So, what is the intersection between, Lorenzo Dow, Seaborn Goodall, and Jacksonboro and how does whiskey play a role? How did this lead to a curse? As the legend goes, Lorenzo Dow arrived in Jacksonboro around 1820 and scheduled one of his signature fire and brimstone sermons at the Methodist Church. Jacksonboro, known for its rowdy nature, numerous saloons, and general lawlessness, didn’t take kindly to Dow comments.
During his sermon, they threw bricks and stones through the church windows. Incensed, the preacher went to a local saloon, grabbed and iron tool, and broke open a barrel of whisky, spilling its content on the floor. This, in turn, incensed the citizens, who then attacked Dow. Luckily for Dow, Seaborn Goodall pulled him out of the saloon and sheltered him in his house. The next morning, Dow departed Jacksonboro to a barrage of tomatoes and eggs, all the while calling for the citizens to repent.
The story says Dow reached the bridge leading away from Jacksonboro and cursed the town – except for Seaborn Goodall. The townspeople laughed it off and returned to their ways.
Soon, though, winds came and blew roofs off houses. Mysterious fires claimed other dwellings, and the local creek, not known for flooding, became prone to flash flooding, and swept houses away. Over time, the town, with the exception of Seaborn Goodall’s house, disappeared.
Seaborn Goodall’s house (also known as the Dell Goodall House), still stands today. Despite being abandoned for years, it remained where the other buildings didn’t. A DAR chapter restored the house and tours are available on Saturdays.
In case you wondered, over the years, businesses have tried to establish themselves, but none have flourished – despite being on a well-traveled road. Cursed or not, it is odd!

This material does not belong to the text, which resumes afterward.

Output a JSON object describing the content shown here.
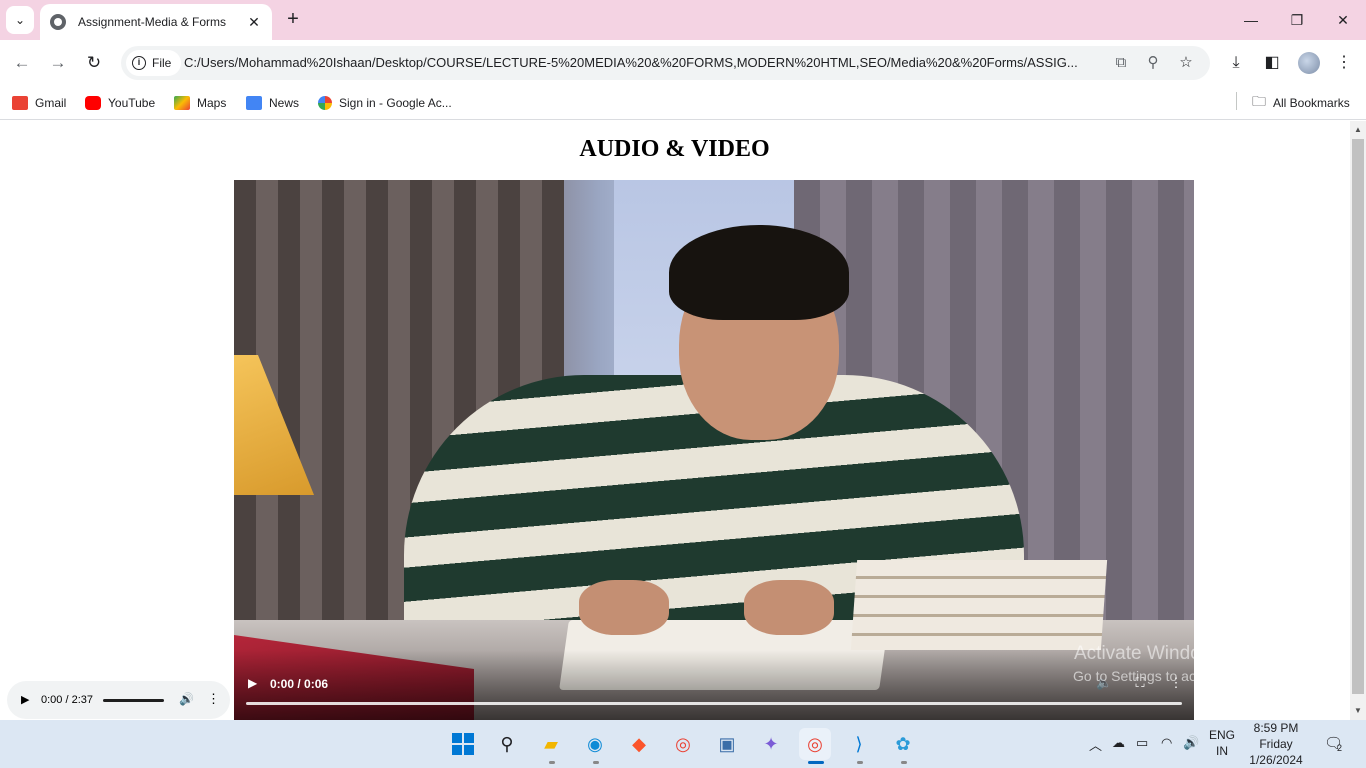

What do you think? Was Jacksonboro cursed by Lorenzo Dow? Was the destruction of Jacksonboro’s buildings natural or supernatural? Leave me a comment and let me know!